b) The case of Austria. After two years of hearings, various activists belonging to similar organisations to Igualdad Animal and Equanimal were cleared of all charges, after being accused of committing all types of offences with which they had no connection, in a clear set-up initiated by the fur and other animal exploitation lobbies.

Why it is necessary to defend the legitimacy of animal rights activism

The media in turn and in an almost widespread fashion, and in spite of having no evidence whatsoever, violated the rights of the accused, ignoring the presumption of innocence, accusing them of offences with which they have no connection and lacking any evidence to back their claims.

Not only that, some media sources spread egregious lies by stating that these organisations show how to construct explosive devices on their website. An extremely grave accusation that is totally false.

Given the gross falsity of the accusations, it appears that these arrests correspond to an interest in criminalising the animal rights movement, an interest that is shared by the sectors dedicated to animal exploitation (for example the fur industry lobby).

We need to defend, in the face of this persecution, the clear legitimacy of the activism carried out by Equanimal and Igualdad Animal. These organisations fulfill a key role in bringing to light the reality suffered by animals in our society, a task that within the Spanish state, only they are fulfilling.

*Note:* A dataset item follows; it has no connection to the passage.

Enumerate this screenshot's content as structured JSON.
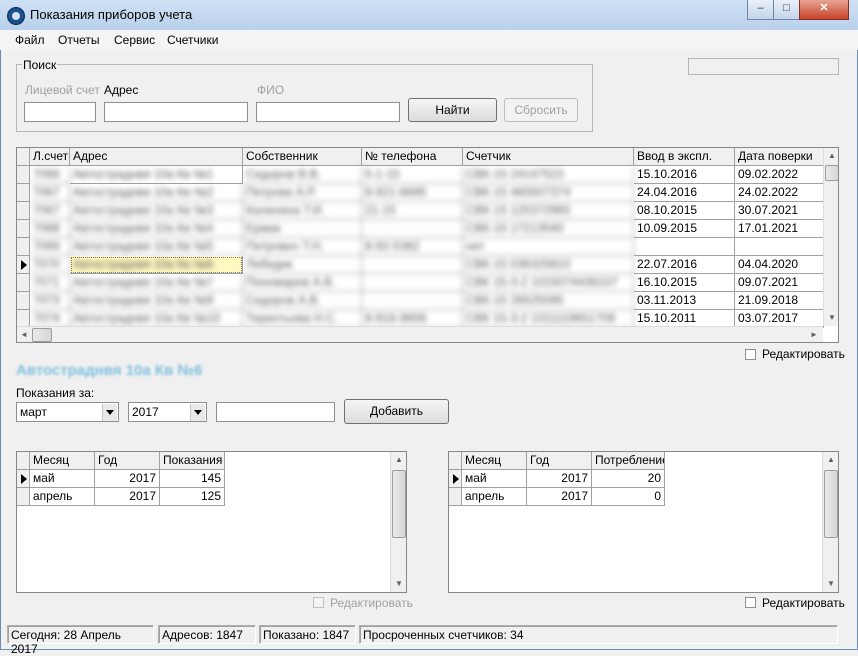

That is why, it is in the general public’s interest to reject the attempts to delegitimise and criminalise this movement, which is a sign of what may occur when the work of a person or organisation damages the interests of powerful and influential industries, as in the case of the fur industry in Spain.